Most writers are more comfortable with words than numbers, particularly when math is involved. We tend to remember English or literature classes from school more fondly than those math classes filled with complicated equations and formulas. But a simple formula (good news, it doesn’t involve numbers) is an excellent tool for boosting the chances that what you write will be read, rather than lost in the sea of information that flows across our eyes each day.
It’s the Fraction of Selection formula, developed by Wilbur Schramm, a communications expert.
A simple equation
Schramm sought to determine why people read what they read. He concluded that it’s the influence of two factors: expectation of rewards and the effort required. For example, if I think I’m going to learn what I need to know about a procedure I’m not familiar with, I’m predisposed to read the article. But if once I start reading, I encounter too many polysyllabic words or confusing sentences, or if I don’t get the practical information I’m expecting, I’m likely to bail before I finish the article.
To apply the formula, consider the two sides of this equation: How you can increase the rewards of the article and how can you make the content easier to read and absorb.
Ask yourself what are the one to three (depending on the length of the article) items about your topic the reader will find beneficial. Early in the article, be sure to mention them so the reader will know what’s coming. For example, “Prevention strategies and early recognition, diagnosis, and treatment of melanoma can reduce disease incidence and improve outcomes.” Then deliver on your promise, keeping in mind that readers will want to know the “so what?” as in why they should care about the information.
Beware of too much “telling” and not enough “showing.” Examples are an excellent way to illustrate important information to readers and help them with application. For instance, you may choose to provide sample statements that nurses can use to start what they anticipate to be a difficult conversation or use a case study to illustrate how to conduct medication reconciliation via Zoom.
The title of your article can let readers know expected rewards. For research papers, the title should clearly state what the study is about, and it’s usually best not to get too creative. If it’s a practice-related article, you likely have more flexibility, but you still need to be clear about the content’s focus. For example, “Seven reversible causes of dementia in older adults” tells readers about the content and the use of a number may entice readers to dive into the text. (Think about how often you’re drawn to articles that start with something like “top 10…” or “3 reasons why…)

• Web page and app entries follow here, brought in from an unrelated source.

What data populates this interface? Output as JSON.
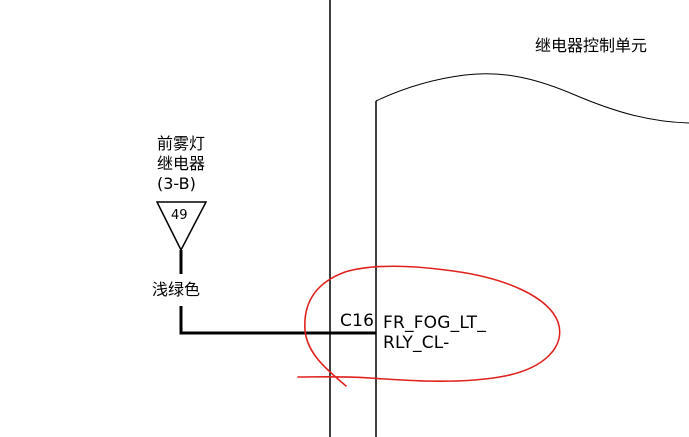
{
  "module": {
    "title": "继电器控制单元"
  },
  "relay": {
    "line1": "前雾灯",
    "line2": "继电器",
    "line3": "(3-B)",
    "pin": "49"
  },
  "wire": {
    "color_label": "浅绿色"
  },
  "connector": {
    "pin": "C16",
    "signal_line1": "FR_FOG_LT_",
    "signal_line2": "RLY_CL-"
  },
  "colors": {
    "line": "#000000",
    "annotation": "#e0201c",
    "background": "#ffffff"
  },
  "icons": {
    "relay_terminal": "downward-triangle",
    "annotation": "red-hand-drawn-circle"
  }
}
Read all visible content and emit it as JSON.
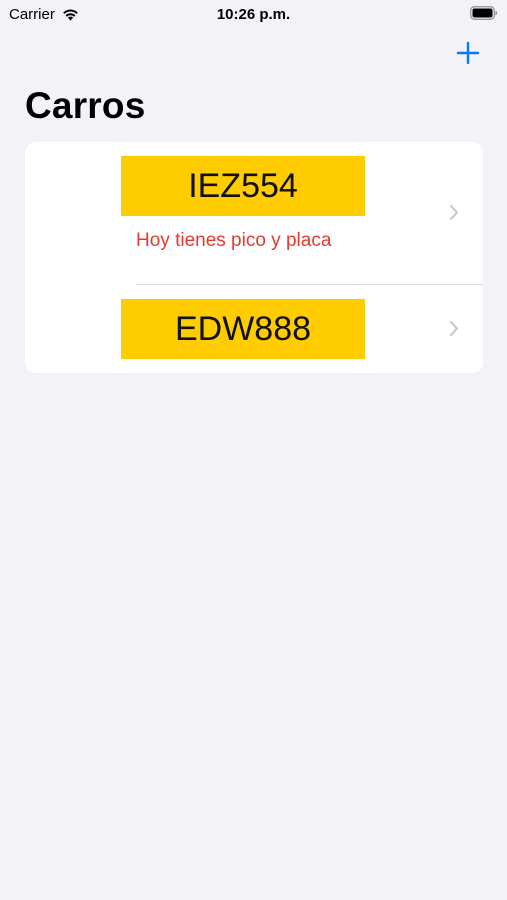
{
  "status_bar": {
    "carrier": "Carrier",
    "time": "10:26 p.m.",
    "icons": [
      "wifi-icon",
      "battery-icon"
    ]
  },
  "nav": {
    "title": "Carros",
    "add_icon": "plus-icon",
    "accent_color": "#007aff"
  },
  "cars": [
    {
      "plate": "IEZ554",
      "warning": "Hoy tienes pico y placa"
    },
    {
      "plate": "EDW888",
      "warning": ""
    }
  ],
  "colors": {
    "background": "#f2f2f7",
    "plate": "#ffcc00",
    "warning": "#e5382f",
    "chevron": "#c4c4c7"
  }
}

At the end of your article, quickly remind readers of those key points you want them to remember.
You can take several steps to make it easer for readers to absorb your work. For instance:
- Avoid long paragraphs and consider using headings and subheads to break up the text and serve as signposts to keep readers on track. For example, an article on treating pain in children can divide the options into nonpharmacologic and pharmacologic, with each of those further subdivided, for example pharmacologic could be divided into opioids and nonopioids.
- Use tables and sidebars (text pulled out from the main article and put into a box) to help avoid solid pages of text, which are tiring for readers’ eyes.
- For the most part, use active instead of passive voice in your sentences. Here’s a simple example of converting passive to active voice:
Passive voice: “A neurological assessment was performed by the nurse every 2 hours.” The order is: object = assessment, verb = was, subject = nurse.
Active voice: “The nurse performed a neurologic assessment every 2 hours.” Now the order is subject = nurse, verb = performed, object = assessment.
- Use parallelism, or parallel structure, which refers to keeping words and phrases within a sentence or a bulleted or numbered list consistent.
These are just a few examples; I’m sure you can think of many others. The point is that you don’t want to make the reader work to gain the information—they won’t.
By increasing rewards and reducing effort, you can ensure that your desired messages get read. As a final check, consider having a target reader review the manuscript and provide input before submitting it to the journal or other publication outlet.
Royse M. How to get your readers to actually read your articles. March 9, 2021. writingcooperative.com/how-to-get-your-readers-to-actually-read-your-articles-7a313b377291
Saver C. (Ed.) Anatomy of Writing for Publication for Nurses. 4th ed. Indianapolis, IN: Sigma Theta Tau International; 2021.